I saw a couple of people joining koyu.space all of the sudden. Someone on Twitter screwed up again, but since no one really needs Twitter to still communicate with the people over there people were just going to the next Mastodon instances around them. Since I am listed on joinmastodon.org everyone could see me instantly and join my server. I filtered out all the bad guys and spam for a couple of days and then everything was still fine. Since Twitter introduced ActivityPub into their software it benefited everyone and actually made a lot of people switch to Mastodon. Twitter even went so far and actually started an advertisement campaign on Twitter to make people have a look at all the other softwares implementing ActivityPub, especially Pleroma and Mastodon. It was like the kickstart into a new world, a new internet with new faces.
Yesterday evening I just opened up my Spotify and got notified about Madeon’s new album “Good Faith”, so eager I was waiting I grabbed a listen and found it great. I must say it’s a whole lot different what Madeon is usually doing like what we saw in Adventure.
The Fediverse. A great place to be with people. But what exactly is this place?
The Fediverse is a word consisting of “federation” and “universe” and is a place on the internet where a lot of people are communicating. It’s a social media platform, but can be more than this. It’s weird and exciting and I love that.
While you heard of Twitter and Facebook, you propably didn’t heard about Mastodon, Pleroma, GNU Social and PeerTube, right? These other things are social media platforms like the big brothers, but with a twist. Instead of relying on one big server, everything is being spread out. The data, moderation, costs and so on are all in the hands of it’s users.
The Fediverse kinda works like E-Mail. You don’t have to be on one server to communicate with people from another server and if one server goes down the rest of the network keeps running. This also means you can have a couple of different accounts on other servers with the same e-mail address as well (these are called “alts”).
So if I am on koyu.space and you are on e.g. mastodon.social then I could just go and interact with you like we were on the same site. Digging deeper you find out that even my blog is on the fediverse. It doesn’t have to be Mastodon you’re going with.
And this is where it gets spicy: Imagine you could comment a video on YouTube with your Facebook account without having to register for YouTube. This already works for the fediverse: If you’re posting a comment with Pleroma on a PeerTube video it magically appears on the PeerTube video.
Imagine you could comment a video on YouTube with your Facebook account without having to register for YouTube. This already works for the fediverse […]

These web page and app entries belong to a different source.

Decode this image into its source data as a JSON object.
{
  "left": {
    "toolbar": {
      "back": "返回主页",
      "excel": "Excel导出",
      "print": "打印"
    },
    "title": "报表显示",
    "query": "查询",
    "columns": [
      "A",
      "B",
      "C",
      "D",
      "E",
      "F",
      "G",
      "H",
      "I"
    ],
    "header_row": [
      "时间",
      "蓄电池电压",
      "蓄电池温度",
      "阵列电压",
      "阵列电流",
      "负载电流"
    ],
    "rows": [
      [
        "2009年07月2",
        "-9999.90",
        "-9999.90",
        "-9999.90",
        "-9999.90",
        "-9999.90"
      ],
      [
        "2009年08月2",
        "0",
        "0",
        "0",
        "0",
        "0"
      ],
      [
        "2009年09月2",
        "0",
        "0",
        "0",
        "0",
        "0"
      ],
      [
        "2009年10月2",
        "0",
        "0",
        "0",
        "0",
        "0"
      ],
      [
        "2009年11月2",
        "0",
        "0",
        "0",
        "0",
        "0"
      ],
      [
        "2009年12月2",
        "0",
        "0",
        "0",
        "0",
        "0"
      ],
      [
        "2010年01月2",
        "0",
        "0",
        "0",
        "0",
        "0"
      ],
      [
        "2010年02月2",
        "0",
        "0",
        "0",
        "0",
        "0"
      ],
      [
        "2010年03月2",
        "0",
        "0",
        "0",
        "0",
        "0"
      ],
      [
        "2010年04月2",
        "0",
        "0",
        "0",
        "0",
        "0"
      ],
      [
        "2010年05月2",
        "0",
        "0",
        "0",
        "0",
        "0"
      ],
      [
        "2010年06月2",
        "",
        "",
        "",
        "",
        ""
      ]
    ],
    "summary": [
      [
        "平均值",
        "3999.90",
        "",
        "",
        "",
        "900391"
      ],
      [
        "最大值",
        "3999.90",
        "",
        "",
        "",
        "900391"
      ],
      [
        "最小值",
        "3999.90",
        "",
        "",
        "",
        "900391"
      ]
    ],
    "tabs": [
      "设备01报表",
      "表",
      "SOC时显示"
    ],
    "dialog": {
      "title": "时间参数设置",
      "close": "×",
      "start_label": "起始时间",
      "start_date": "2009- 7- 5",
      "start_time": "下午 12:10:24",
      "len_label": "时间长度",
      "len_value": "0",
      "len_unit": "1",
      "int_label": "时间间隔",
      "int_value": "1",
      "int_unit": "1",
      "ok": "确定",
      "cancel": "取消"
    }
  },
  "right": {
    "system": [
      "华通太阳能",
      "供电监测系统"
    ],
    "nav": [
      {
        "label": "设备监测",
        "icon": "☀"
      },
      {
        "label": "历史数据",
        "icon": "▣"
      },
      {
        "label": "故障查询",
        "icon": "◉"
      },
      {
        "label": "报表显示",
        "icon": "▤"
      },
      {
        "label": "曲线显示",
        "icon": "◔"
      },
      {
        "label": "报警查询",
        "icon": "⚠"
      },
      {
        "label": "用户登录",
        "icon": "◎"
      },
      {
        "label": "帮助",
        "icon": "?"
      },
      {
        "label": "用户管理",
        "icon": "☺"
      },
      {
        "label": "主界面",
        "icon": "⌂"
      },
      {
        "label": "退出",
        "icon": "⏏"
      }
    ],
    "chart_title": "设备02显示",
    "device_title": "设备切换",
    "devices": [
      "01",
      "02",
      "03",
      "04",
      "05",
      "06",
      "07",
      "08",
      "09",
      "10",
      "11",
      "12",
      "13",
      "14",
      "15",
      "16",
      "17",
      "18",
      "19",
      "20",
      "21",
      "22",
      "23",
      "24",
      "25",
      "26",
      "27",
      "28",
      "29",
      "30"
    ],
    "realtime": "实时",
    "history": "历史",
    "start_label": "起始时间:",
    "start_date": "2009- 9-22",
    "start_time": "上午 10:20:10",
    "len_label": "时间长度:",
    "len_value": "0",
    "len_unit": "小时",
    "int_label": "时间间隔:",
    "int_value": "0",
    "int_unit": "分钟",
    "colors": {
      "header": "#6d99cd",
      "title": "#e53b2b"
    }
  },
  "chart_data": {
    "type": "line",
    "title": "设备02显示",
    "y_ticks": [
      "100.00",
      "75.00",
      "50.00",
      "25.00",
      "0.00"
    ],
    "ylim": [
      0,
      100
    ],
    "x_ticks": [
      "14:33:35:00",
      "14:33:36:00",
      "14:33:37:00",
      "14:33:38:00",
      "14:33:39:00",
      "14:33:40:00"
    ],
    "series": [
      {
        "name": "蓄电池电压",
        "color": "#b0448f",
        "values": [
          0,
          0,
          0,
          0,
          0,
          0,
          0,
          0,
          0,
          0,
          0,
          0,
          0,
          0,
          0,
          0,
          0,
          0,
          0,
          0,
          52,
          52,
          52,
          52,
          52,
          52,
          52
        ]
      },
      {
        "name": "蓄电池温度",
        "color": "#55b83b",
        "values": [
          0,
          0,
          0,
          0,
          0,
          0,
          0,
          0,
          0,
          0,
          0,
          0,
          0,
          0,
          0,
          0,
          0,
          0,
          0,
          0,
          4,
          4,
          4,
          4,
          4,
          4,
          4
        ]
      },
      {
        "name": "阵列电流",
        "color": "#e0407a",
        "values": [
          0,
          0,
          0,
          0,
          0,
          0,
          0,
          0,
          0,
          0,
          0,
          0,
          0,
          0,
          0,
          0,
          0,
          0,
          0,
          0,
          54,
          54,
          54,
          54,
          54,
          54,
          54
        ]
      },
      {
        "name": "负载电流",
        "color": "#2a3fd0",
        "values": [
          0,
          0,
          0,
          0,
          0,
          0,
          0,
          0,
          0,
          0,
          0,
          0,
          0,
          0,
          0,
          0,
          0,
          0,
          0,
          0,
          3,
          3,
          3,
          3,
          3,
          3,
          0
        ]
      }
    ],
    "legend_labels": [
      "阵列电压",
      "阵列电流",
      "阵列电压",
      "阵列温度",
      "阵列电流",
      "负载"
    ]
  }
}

And that’s not all: Every software implementing the protocols used for federation (usually ActivityPub) can be in the fediverse, even my blog! Most of this software also has features that set it apart from the usual big social network.

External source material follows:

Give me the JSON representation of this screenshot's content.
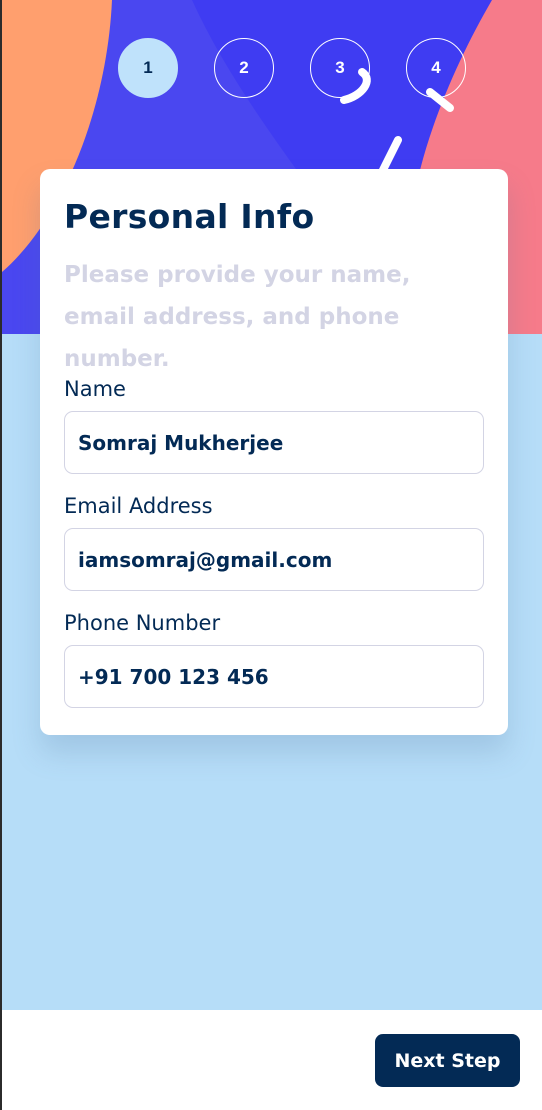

So now you’re thinking I am selling you the big fairy-tale, right? Think again. While the userbase of the fediverse is relatively small it’s a good alternative to currently well-established social networks. You will find people there in all shapes and sizes and maybe you will find people you can sympathize with. Who knows?